“Queen Sugar” is the story of Charley Bordelon, a young, widowed California schoolteacher with an 11 year old daughter who learns after her father’s death that he has left her a Louisiana sugar cane farm – something she had no idea he had purchased. Despite knowing nothing about farming, Charley feels like it’s time to turn a new page in her life so she pulls up stakes and returns to her father’s stomping grounds in the bayou country, reconnecting with family there. It doesn’t take long for her to realize that growing sugar cane is meticulous, back breaking work and running a stand of sugar cane takes a whole heckuva lot more than good intentions.

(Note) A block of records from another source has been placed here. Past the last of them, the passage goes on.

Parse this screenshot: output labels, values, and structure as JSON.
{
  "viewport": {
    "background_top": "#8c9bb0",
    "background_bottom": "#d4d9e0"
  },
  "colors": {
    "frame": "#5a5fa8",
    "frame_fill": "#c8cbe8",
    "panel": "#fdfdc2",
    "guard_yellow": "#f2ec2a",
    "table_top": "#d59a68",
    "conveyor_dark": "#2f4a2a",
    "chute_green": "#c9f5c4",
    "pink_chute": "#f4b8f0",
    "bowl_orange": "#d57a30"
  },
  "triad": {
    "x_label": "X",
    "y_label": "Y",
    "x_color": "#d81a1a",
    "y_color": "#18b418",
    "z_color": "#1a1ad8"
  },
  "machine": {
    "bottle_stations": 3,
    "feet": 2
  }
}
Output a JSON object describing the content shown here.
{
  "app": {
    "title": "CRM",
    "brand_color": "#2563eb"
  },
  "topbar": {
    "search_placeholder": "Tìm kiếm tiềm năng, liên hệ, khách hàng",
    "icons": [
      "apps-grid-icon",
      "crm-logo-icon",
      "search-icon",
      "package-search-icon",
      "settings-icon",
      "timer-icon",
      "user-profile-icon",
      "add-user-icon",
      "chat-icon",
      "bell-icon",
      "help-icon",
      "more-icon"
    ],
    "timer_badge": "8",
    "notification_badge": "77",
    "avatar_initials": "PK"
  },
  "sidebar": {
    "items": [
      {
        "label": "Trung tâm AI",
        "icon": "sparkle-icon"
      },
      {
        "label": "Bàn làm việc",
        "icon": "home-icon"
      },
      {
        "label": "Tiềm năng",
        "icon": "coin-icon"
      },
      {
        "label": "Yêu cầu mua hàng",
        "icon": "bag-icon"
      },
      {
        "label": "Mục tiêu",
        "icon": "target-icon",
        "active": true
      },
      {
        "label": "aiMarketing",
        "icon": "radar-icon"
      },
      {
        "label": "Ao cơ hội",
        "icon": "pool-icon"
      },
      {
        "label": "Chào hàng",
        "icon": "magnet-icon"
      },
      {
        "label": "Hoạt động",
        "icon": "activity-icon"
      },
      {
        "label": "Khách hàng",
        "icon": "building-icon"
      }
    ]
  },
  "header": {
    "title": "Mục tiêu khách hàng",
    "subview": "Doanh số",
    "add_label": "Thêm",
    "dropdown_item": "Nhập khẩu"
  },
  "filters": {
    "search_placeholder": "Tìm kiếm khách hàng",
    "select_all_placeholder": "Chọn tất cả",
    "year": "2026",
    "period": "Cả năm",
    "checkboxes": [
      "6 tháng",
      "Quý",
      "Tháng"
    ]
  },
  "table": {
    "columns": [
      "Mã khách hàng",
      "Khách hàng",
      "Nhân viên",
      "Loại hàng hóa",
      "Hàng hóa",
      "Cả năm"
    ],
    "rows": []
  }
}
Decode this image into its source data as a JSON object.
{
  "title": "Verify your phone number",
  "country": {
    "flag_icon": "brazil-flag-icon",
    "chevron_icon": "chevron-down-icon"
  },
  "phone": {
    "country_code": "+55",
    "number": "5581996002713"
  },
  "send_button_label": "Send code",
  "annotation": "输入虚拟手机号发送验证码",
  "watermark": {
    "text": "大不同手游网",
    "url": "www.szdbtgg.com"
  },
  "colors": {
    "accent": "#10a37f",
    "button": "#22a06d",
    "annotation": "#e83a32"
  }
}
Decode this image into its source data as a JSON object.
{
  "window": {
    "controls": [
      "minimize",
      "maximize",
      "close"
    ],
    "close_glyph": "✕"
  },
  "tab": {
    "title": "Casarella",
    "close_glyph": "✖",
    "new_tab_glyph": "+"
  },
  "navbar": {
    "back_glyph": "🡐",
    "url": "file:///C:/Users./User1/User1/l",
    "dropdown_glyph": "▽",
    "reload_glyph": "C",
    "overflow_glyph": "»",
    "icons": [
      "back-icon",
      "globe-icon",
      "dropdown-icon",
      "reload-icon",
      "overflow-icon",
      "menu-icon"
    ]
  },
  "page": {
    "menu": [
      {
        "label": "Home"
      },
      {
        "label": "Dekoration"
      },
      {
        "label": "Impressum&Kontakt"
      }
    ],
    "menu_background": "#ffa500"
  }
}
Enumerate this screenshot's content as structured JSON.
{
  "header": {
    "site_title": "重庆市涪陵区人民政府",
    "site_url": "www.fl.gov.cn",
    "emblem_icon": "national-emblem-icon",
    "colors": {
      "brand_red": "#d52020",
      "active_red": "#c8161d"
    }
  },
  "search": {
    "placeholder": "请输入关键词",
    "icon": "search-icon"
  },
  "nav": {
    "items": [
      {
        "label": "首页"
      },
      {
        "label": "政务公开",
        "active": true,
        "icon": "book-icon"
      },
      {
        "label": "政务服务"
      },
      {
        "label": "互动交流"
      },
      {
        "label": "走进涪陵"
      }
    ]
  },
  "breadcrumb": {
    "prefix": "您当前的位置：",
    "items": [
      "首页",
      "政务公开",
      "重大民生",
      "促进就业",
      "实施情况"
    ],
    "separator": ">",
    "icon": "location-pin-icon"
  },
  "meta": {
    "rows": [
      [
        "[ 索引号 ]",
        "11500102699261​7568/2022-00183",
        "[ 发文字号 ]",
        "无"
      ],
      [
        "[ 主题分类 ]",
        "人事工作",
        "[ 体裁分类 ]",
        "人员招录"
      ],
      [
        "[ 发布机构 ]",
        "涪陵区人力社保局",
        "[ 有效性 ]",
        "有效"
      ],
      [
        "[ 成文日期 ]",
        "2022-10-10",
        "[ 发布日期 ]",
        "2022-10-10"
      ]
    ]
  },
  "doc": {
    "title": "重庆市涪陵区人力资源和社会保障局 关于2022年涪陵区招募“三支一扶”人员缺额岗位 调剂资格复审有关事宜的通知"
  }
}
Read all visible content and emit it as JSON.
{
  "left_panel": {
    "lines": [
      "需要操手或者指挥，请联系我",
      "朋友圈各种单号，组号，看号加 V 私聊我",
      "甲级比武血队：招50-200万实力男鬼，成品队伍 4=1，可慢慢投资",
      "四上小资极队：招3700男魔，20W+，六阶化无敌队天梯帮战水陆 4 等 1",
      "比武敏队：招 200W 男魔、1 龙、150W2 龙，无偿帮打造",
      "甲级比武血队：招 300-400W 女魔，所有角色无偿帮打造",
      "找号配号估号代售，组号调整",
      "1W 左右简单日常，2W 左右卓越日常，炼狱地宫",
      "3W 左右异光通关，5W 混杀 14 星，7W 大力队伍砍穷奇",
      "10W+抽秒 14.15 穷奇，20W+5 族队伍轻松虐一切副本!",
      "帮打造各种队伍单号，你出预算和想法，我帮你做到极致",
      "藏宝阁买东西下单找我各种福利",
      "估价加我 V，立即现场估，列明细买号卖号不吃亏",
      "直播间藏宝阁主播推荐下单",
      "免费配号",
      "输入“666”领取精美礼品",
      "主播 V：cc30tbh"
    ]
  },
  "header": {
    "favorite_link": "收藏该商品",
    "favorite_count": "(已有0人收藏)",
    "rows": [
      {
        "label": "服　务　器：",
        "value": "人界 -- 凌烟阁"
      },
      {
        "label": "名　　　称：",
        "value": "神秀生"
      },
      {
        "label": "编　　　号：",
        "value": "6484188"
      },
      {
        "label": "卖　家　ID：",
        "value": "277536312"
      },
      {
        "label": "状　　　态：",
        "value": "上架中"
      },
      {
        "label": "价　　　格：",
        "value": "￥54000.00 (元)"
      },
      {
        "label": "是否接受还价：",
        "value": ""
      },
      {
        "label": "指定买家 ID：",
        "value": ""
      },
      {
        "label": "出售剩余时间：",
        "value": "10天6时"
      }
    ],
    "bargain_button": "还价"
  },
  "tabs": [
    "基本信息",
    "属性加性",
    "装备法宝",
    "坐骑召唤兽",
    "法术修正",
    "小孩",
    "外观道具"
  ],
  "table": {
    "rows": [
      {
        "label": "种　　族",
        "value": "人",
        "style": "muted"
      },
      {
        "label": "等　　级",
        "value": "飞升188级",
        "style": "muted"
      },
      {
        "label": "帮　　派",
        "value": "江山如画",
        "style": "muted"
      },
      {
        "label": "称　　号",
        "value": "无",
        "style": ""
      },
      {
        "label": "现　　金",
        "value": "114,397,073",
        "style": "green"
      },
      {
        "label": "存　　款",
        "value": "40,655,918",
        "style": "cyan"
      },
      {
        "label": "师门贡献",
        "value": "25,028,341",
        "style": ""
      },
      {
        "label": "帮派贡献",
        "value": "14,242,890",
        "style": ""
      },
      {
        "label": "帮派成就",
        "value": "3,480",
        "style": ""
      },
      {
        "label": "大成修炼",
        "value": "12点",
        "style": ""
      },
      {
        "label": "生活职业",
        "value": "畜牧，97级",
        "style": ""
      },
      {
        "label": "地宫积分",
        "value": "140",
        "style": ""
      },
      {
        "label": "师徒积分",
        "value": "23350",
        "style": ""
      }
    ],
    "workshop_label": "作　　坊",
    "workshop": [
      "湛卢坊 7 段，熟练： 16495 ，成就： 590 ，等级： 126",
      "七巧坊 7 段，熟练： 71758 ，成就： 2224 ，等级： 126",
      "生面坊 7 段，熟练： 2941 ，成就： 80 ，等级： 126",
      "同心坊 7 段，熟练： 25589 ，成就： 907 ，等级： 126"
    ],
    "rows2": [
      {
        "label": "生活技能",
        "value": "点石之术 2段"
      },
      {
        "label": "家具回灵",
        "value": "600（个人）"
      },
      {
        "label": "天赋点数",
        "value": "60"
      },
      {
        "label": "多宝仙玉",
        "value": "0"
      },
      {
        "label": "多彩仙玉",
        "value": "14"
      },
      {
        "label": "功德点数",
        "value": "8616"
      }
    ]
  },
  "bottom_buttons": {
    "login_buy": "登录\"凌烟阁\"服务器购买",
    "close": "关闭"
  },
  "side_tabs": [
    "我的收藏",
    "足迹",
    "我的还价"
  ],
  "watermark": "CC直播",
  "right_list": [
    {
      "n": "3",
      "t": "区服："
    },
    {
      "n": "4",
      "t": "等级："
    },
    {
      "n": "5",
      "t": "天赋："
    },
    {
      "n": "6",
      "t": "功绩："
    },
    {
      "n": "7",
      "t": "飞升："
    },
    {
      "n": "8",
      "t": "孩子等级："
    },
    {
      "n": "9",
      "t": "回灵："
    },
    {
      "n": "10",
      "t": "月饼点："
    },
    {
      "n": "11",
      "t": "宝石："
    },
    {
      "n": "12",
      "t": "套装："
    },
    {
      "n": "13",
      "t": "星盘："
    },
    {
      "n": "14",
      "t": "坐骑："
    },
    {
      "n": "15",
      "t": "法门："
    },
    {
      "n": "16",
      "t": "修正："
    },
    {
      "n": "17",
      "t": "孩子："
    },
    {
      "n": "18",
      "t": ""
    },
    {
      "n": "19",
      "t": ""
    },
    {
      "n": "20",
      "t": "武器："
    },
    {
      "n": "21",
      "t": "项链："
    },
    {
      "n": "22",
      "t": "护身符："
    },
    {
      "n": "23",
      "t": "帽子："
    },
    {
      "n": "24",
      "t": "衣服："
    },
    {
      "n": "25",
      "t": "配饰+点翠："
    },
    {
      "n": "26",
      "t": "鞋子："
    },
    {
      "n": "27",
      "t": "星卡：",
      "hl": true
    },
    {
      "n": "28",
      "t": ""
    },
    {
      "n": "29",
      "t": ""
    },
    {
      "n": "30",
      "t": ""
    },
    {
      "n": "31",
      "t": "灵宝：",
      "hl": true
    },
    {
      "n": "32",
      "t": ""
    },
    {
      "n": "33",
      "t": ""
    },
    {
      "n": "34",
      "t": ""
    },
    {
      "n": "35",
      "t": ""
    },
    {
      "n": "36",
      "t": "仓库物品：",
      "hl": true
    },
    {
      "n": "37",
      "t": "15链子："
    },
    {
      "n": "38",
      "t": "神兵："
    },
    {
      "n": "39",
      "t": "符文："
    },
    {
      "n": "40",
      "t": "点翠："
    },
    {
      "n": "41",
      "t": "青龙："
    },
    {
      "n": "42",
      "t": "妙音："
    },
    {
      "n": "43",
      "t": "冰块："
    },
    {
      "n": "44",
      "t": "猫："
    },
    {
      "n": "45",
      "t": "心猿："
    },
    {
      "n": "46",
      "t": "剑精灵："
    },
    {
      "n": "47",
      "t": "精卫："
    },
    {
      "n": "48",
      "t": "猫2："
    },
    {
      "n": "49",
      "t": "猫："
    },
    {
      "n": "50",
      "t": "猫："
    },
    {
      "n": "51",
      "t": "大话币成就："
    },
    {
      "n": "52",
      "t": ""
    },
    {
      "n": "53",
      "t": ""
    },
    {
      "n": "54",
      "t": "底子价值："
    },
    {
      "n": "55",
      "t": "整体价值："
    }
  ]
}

Along with the horticultural challenges comes the cultural and social considerations of a young black woman living in the South. Add in that Charley’s combustible half brother, Ralph Angel, shows up at the homestead about the same time, with a six year old son and a chip on his shoulder that has been smoldering for years, and you have the makings of a gripping story full of good times, bad times, tension, despair, and a testament to hard work and family.
Author Baszile does a wonderful job with the characters in this book, not just Charley and Ralph Angel, but others who call Saint Josephine Parish home: wise old Prosper Denton, who forgoes a well deserved retirement to help Charley learn the ins-and-outs of cane farming and becomes a mentor and indispensable resource; indomitable Miss Honey, Charley’s devout grandmother, who rules the roost and shows her love through her cooking; Hollywood, Ralph Angel’s best friend when they were boys, who now makes a living mowing lawns… these and others make the book come alive. The action is somewhat predictable, but the characters shine, and makes “Queen Sugar” a read to be savored.